-- Opening Marker --
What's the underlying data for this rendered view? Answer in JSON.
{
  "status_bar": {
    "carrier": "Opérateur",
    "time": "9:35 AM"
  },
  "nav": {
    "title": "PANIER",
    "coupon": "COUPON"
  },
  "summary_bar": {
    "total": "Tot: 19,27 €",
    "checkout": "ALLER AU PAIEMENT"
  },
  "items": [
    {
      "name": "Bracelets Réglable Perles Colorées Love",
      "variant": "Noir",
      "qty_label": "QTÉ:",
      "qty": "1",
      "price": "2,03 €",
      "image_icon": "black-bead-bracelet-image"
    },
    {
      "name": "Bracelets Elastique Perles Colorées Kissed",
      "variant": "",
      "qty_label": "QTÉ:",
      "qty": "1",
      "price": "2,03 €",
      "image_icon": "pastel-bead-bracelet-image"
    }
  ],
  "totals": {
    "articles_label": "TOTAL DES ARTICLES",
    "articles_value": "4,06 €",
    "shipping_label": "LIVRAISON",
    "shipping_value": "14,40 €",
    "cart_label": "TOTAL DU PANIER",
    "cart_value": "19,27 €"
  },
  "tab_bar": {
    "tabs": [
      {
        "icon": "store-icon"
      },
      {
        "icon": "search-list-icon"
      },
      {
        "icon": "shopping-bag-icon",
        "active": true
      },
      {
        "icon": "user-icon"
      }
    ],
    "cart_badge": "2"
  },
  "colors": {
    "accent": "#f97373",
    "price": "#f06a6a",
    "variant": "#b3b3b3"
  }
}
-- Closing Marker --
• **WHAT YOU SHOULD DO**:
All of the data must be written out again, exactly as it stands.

• **SOLUTION**:
What's the underlying data for this rendered view? Answer in JSON.
{
  "status_bar": {
    "carrier": "Opérateur",
    "time": "9:35 AM"
  },
  "nav": {
    "title": "PANIER",
    "coupon": "COUPON"
  },
  "summary_bar": {
    "total": "Tot: 19,27 €",
    "checkout": "ALLER AU PAIEMENT"
  },
  "items": [
    {
      "name": "Bracelets Réglable Perles Colorées Love",
      "variant": "Noir",
      "qty_label": "QTÉ:",
      "qty": "1",
      "price": "2,03 €",
      "image_icon": "black-bead-bracelet-image"
    },
    {
      "name": "Bracelets Elastique Perles Colorées Kissed",
      "variant": "",
      "qty_label": "QTÉ:",
      "qty": "1",
      "price": "2,03 €",
      "image_icon": "pastel-bead-bracelet-image"
    }
  ],
  "totals": {
    "articles_label": "TOTAL DES ARTICLES",
    "articles_value": "4,06 €",
    "shipping_label": "LIVRAISON",
    "shipping_value": "14,40 €",
    "cart_label": "TOTAL DU PANIER",
    "cart_value": "19,27 €"
  },
  "tab_bar": {
    "tabs": [
      {
        "icon": "store-icon"
      },
      {
        "icon": "search-list-icon"
      },
      {
        "icon": "shopping-bag-icon",
        "active": true
      },
      {
        "icon": "user-icon"
      }
    ],
    "cart_badge": "2"
  },
  "colors": {
    "accent": "#f97373",
    "price": "#f06a6a",
    "variant": "#b3b3b3"
  }
}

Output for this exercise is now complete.